Required action –
Report only the number of lines in this material that include "JSON".

Task input –
* * * * * * * * *

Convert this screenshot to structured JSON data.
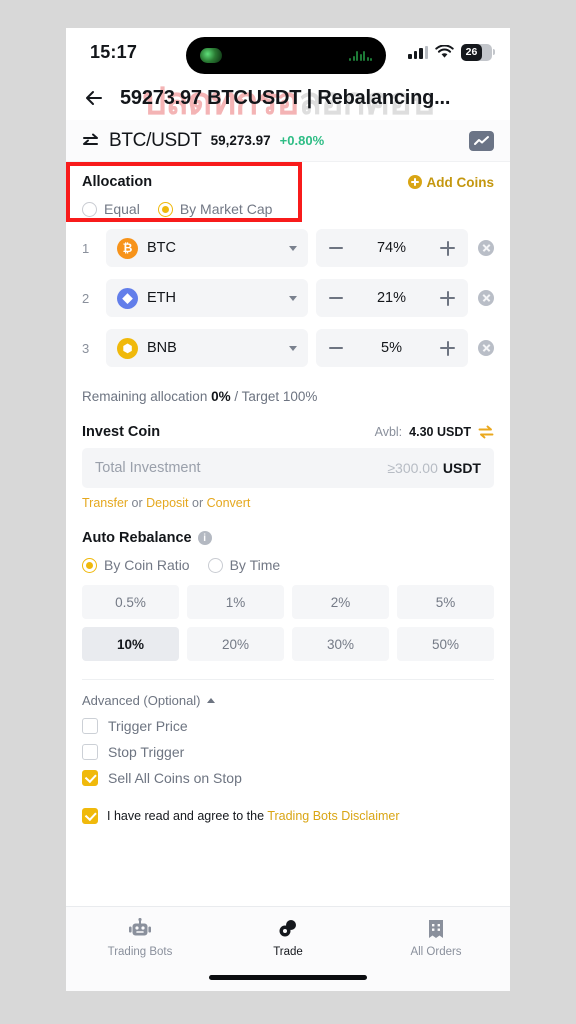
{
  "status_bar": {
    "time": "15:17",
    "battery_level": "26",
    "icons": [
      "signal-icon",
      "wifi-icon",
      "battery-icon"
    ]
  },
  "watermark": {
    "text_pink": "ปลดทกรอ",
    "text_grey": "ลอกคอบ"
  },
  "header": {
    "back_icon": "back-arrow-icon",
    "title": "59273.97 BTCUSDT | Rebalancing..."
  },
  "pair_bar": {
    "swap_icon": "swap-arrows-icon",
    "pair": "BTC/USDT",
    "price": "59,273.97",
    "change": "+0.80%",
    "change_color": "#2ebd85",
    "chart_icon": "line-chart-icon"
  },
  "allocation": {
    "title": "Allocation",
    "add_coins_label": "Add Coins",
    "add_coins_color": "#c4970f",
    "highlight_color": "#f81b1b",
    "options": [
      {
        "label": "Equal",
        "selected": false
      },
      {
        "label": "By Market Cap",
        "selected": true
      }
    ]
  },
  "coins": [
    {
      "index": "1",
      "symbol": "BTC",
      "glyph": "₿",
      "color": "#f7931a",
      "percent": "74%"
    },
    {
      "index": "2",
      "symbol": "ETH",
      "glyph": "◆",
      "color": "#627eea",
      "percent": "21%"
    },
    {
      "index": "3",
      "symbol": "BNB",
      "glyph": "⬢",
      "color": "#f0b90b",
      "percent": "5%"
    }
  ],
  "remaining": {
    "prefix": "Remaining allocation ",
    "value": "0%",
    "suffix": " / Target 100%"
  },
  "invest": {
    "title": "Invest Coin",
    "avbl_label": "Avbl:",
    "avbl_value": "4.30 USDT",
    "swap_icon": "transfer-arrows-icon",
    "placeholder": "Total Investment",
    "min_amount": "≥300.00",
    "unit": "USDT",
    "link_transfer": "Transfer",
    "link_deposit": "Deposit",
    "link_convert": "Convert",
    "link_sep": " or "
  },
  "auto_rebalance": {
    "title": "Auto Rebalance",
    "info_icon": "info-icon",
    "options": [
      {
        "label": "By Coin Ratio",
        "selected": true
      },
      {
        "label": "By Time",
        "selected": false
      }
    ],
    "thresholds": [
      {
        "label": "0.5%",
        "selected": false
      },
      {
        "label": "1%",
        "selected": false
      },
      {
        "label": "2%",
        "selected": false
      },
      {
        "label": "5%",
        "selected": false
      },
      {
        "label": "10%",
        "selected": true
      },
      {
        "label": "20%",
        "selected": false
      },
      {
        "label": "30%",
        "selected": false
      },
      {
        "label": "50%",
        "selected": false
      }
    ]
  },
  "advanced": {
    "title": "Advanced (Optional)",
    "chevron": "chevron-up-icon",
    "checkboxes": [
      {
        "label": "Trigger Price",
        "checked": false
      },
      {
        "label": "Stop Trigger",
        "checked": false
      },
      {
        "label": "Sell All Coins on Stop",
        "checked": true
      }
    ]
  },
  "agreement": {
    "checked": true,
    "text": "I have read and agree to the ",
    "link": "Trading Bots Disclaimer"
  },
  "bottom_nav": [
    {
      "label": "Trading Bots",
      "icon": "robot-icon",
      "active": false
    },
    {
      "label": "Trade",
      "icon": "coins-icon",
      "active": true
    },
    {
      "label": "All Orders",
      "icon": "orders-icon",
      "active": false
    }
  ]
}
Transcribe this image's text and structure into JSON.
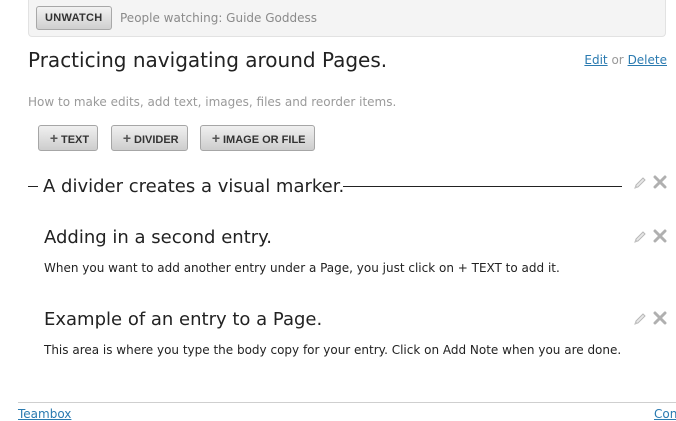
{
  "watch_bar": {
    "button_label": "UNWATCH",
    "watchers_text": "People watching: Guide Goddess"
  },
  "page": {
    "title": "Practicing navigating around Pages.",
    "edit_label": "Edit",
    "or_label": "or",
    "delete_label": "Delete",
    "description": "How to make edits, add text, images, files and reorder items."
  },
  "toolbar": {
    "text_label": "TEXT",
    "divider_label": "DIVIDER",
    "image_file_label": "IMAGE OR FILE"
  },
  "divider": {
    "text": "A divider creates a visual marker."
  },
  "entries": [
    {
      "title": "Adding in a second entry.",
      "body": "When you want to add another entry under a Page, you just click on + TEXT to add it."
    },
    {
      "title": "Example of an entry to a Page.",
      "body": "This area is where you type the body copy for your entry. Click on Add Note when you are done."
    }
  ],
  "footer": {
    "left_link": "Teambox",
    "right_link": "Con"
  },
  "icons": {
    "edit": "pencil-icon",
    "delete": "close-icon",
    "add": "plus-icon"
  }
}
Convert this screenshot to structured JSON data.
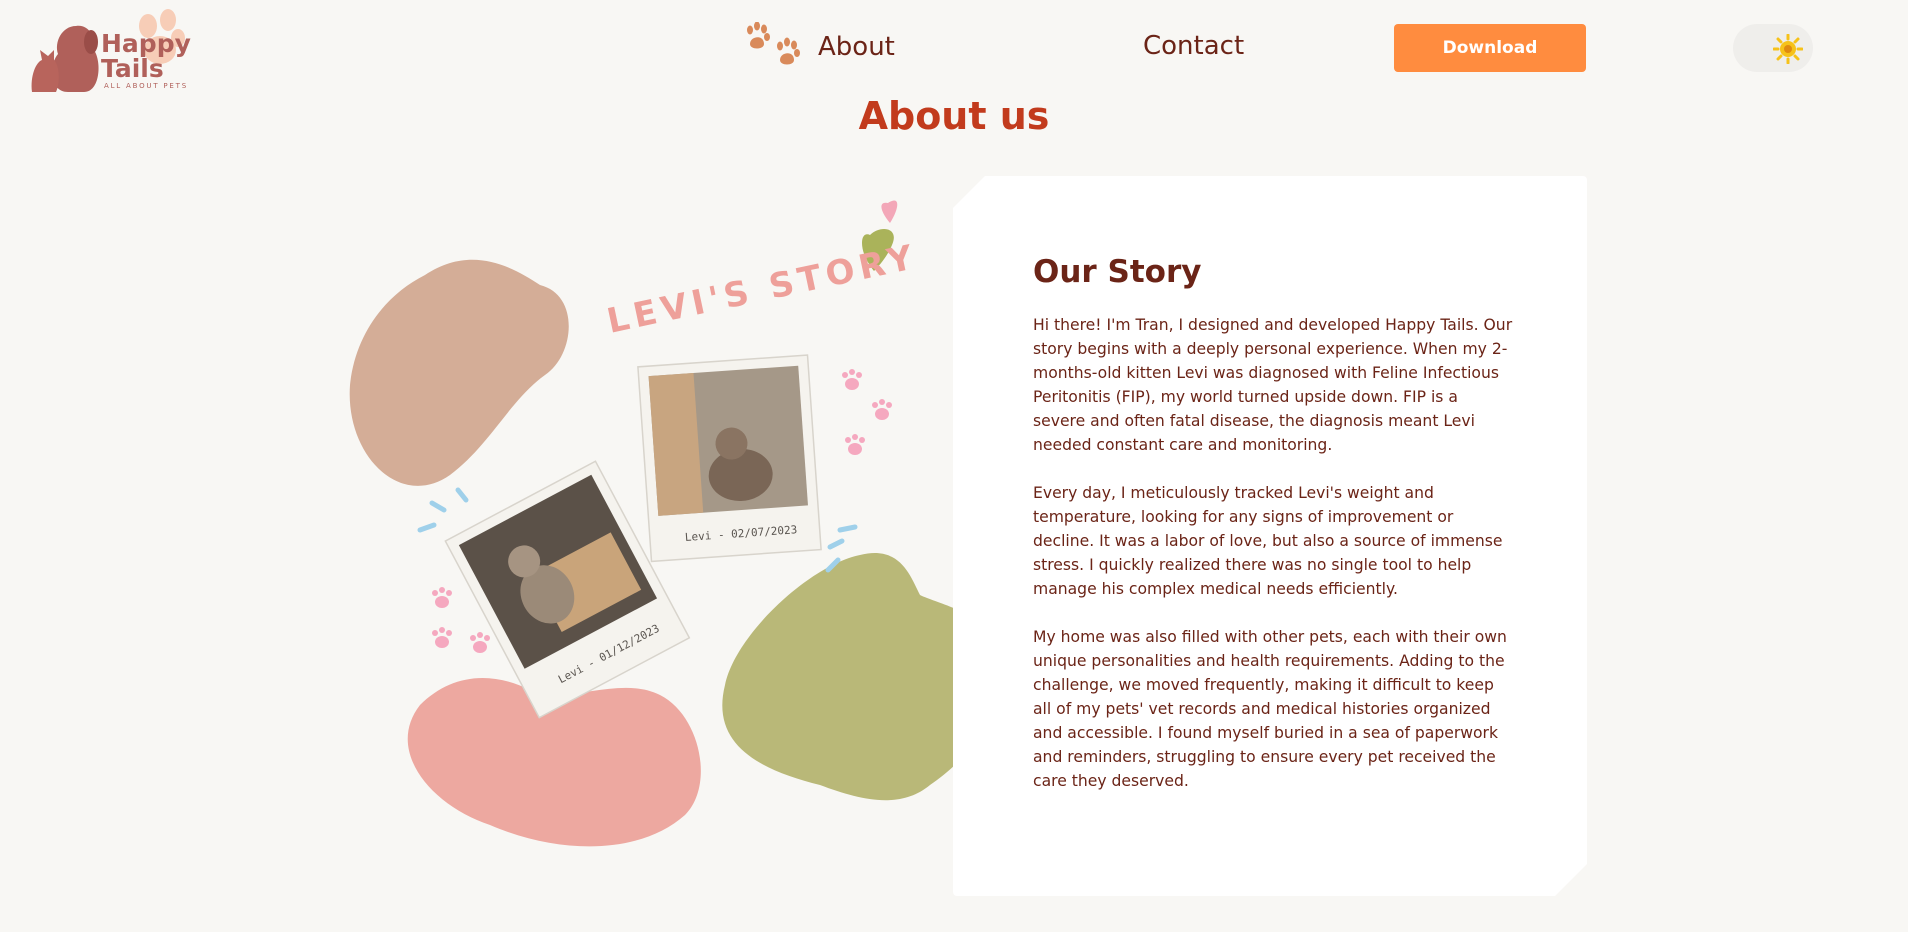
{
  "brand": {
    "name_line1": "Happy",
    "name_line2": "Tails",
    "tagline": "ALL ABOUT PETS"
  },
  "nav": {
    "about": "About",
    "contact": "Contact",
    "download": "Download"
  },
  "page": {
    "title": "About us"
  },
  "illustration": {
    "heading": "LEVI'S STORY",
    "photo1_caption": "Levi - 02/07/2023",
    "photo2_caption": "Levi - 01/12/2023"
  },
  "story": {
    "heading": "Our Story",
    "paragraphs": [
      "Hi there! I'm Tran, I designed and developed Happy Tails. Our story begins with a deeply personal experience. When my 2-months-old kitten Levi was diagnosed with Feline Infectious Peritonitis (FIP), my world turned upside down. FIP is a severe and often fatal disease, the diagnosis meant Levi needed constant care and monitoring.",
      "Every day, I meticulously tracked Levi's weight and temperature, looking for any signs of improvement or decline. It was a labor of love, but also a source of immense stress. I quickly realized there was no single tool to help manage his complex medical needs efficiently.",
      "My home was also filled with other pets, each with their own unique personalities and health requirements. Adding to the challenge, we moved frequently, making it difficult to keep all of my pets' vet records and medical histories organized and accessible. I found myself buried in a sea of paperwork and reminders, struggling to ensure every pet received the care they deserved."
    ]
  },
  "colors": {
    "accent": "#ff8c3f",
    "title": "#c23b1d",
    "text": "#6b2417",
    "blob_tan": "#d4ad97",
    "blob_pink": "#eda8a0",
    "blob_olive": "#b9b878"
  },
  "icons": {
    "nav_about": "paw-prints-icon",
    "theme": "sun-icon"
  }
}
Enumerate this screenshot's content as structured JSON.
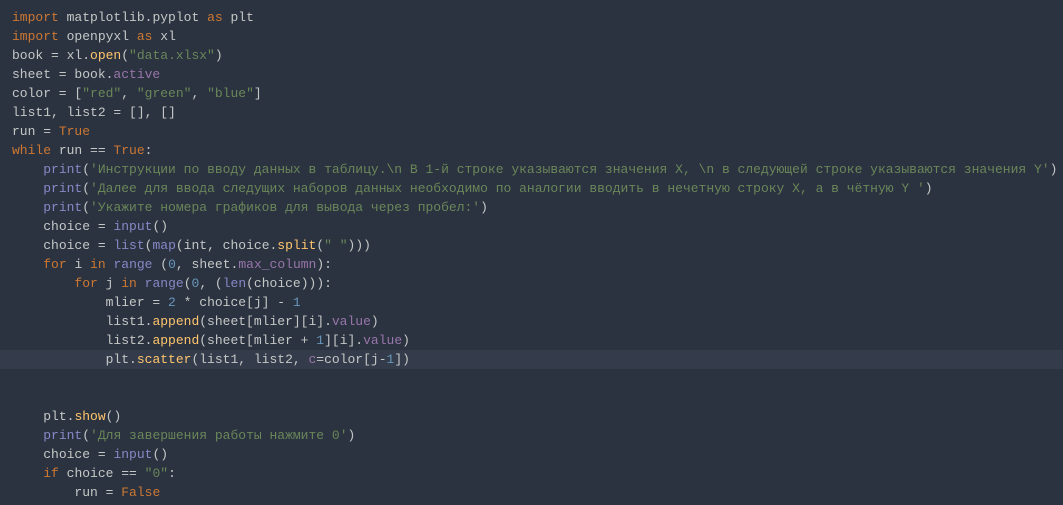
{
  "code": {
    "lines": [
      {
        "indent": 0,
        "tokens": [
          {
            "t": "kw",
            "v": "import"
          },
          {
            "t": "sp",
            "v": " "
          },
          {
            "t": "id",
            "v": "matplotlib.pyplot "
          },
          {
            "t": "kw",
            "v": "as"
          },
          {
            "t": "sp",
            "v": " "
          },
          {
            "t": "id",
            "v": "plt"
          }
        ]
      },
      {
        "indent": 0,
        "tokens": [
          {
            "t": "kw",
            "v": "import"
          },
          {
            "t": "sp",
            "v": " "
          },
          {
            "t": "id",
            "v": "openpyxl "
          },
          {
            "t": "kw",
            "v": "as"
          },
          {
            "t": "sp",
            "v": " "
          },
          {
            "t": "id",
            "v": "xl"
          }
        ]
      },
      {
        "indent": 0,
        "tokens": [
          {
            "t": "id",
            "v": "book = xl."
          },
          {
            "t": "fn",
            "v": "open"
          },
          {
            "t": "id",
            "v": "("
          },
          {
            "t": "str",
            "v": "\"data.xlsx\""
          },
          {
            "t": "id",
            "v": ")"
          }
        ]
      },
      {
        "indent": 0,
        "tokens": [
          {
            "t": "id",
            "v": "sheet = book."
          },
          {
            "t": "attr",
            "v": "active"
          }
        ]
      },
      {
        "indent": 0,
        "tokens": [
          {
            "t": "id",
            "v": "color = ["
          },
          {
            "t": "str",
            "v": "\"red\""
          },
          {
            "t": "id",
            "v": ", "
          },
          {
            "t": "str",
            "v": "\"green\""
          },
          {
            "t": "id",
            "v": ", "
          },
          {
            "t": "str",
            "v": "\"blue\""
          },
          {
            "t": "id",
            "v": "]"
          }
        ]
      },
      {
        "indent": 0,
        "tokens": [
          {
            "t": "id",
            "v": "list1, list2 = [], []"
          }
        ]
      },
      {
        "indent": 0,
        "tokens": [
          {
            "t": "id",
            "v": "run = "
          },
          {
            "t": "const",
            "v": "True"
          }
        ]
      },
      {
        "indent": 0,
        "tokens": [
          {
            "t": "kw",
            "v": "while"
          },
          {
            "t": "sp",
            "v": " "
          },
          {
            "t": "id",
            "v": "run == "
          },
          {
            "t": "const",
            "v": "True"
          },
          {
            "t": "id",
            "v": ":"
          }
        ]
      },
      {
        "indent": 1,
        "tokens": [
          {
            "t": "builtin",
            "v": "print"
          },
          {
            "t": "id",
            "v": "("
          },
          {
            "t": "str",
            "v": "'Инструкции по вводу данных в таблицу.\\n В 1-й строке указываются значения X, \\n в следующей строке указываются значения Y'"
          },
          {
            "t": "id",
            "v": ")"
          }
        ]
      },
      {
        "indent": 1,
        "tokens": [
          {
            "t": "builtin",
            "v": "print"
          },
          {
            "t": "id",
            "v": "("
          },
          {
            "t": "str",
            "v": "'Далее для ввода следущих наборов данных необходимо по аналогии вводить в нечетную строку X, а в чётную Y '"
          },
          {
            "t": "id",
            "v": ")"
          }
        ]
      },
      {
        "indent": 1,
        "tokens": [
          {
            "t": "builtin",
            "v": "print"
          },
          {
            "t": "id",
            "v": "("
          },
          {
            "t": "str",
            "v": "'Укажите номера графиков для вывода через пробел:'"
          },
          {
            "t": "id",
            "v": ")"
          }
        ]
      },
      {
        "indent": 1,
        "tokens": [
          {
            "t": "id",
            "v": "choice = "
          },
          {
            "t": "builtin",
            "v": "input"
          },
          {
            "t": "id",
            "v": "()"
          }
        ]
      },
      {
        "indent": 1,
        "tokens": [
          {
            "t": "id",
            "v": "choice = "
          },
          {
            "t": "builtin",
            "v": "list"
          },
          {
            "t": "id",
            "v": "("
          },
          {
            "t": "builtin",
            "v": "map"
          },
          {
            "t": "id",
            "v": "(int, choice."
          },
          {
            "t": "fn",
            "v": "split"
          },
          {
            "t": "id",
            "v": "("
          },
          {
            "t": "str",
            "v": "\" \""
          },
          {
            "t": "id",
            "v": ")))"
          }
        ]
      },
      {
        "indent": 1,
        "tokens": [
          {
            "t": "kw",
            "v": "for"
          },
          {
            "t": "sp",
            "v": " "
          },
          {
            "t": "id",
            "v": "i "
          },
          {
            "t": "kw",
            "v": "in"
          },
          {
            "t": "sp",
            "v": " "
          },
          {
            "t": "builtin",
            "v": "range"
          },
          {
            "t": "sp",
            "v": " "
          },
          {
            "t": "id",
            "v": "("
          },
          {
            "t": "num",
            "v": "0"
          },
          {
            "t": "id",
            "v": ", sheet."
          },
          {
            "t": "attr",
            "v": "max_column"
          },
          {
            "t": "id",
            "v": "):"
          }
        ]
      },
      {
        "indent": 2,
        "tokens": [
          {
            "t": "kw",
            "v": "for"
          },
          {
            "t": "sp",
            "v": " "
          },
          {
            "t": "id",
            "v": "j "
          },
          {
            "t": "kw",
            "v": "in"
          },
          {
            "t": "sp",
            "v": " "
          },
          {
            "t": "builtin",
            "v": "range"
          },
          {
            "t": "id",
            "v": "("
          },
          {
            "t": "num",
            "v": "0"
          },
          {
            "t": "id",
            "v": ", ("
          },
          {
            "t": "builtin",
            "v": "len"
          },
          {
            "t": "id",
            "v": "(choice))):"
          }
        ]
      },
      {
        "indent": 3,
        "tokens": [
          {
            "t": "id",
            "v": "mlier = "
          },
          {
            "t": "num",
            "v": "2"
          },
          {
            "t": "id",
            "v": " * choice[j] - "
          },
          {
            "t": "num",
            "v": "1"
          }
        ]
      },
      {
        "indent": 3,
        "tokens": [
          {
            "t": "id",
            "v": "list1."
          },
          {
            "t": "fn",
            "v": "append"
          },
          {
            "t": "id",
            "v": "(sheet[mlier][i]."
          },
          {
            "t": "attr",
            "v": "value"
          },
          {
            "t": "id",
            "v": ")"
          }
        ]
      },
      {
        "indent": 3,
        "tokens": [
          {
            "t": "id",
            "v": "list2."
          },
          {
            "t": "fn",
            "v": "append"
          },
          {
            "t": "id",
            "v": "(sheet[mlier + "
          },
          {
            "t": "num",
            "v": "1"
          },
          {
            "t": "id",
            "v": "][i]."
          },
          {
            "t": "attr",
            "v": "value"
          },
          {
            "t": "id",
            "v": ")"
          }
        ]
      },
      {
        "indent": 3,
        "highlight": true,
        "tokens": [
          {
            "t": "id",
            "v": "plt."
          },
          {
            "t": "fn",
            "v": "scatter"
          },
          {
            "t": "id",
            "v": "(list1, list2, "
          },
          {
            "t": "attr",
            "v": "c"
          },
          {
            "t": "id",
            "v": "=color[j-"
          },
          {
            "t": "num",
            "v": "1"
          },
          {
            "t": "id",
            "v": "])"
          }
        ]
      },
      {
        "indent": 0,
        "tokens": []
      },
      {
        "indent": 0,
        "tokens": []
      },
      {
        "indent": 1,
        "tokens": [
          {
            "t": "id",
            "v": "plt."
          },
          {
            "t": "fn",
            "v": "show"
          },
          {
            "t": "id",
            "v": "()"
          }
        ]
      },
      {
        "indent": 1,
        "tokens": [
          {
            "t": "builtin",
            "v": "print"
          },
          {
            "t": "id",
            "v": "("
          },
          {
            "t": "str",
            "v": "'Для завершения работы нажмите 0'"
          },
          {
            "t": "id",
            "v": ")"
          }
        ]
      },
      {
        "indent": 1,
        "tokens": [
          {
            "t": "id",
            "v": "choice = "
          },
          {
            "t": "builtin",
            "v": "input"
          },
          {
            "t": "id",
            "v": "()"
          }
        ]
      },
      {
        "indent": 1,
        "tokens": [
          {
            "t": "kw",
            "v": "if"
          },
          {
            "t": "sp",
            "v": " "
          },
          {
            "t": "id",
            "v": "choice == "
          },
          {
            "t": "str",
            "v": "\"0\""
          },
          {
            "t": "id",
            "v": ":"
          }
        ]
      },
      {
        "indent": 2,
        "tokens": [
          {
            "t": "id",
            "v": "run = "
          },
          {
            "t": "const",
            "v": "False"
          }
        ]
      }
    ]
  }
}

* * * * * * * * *

Written answer –
4